:: Material shown ::
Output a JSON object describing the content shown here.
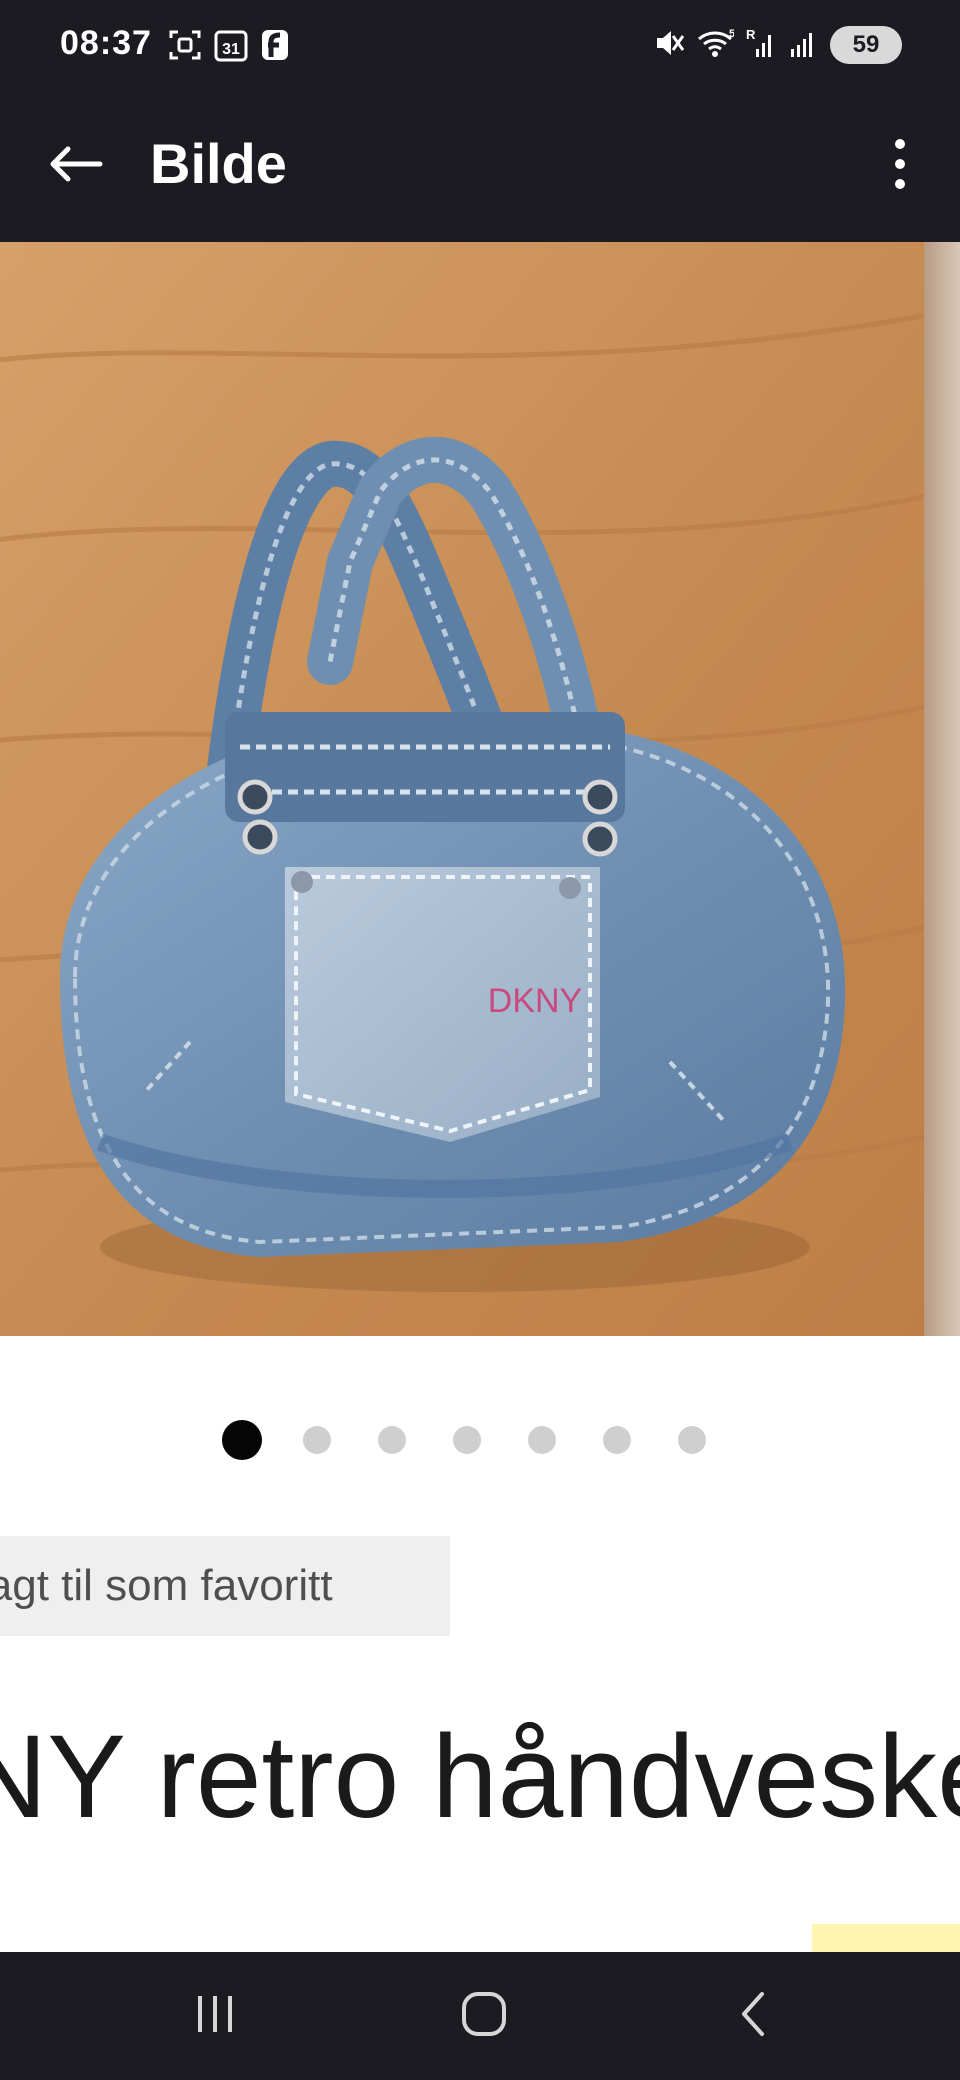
{
  "status_bar": {
    "time": "08:37",
    "battery_level": "59",
    "calendar_day": "31",
    "left_icons": [
      "screenshot-icon",
      "calendar-icon",
      "app-notification-icon"
    ],
    "right_icons": [
      "mute-icon",
      "wifi-icon",
      "signal-r-icon",
      "signal-icon",
      "battery-icon"
    ],
    "wifi_label": "5",
    "roaming_label": "R"
  },
  "app_bar": {
    "title": "Bilde",
    "back_icon": "back-arrow-icon",
    "menu_icon": "more-vertical-icon"
  },
  "gallery": {
    "image_count": 7,
    "active_index": 0,
    "pocket_brand_text": "DKNY"
  },
  "listing": {
    "favorite_label": "lagt til som favoritt",
    "title": "NY retro håndveske"
  },
  "nav_bar": {
    "buttons": [
      "recents-icon",
      "home-icon",
      "back-icon"
    ]
  },
  "colors": {
    "chrome": "#1b1b21",
    "floor": "#c98f55",
    "denim": "#6f8fb2",
    "active_dot": "#050505",
    "inactive_dot": "#cfcfcf",
    "chip_bg": "#efefef"
  }
}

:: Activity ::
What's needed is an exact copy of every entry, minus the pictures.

:: Task response ::
Output a JSON object describing the content shown here.
{
  "status_bar": {
    "time": "08:37",
    "battery_level": "59",
    "calendar_day": "31",
    "left_icons": [
      "screenshot-icon",
      "calendar-icon",
      "app-notification-icon"
    ],
    "right_icons": [
      "mute-icon",
      "wifi-icon",
      "signal-r-icon",
      "signal-icon",
      "battery-icon"
    ],
    "wifi_label": "5",
    "roaming_label": "R"
  },
  "app_bar": {
    "title": "Bilde",
    "back_icon": "back-arrow-icon",
    "menu_icon": "more-vertical-icon"
  },
  "gallery": {
    "image_count": 7,
    "active_index": 0,
    "pocket_brand_text": "DKNY"
  },
  "listing": {
    "favorite_label": "lagt til som favoritt",
    "title": "NY retro håndveske"
  },
  "nav_bar": {
    "buttons": [
      "recents-icon",
      "home-icon",
      "back-icon"
    ]
  },
  "colors": {
    "chrome": "#1b1b21",
    "floor": "#c98f55",
    "denim": "#6f8fb2",
    "active_dot": "#050505",
    "inactive_dot": "#cfcfcf",
    "chip_bg": "#efefef"
  }
}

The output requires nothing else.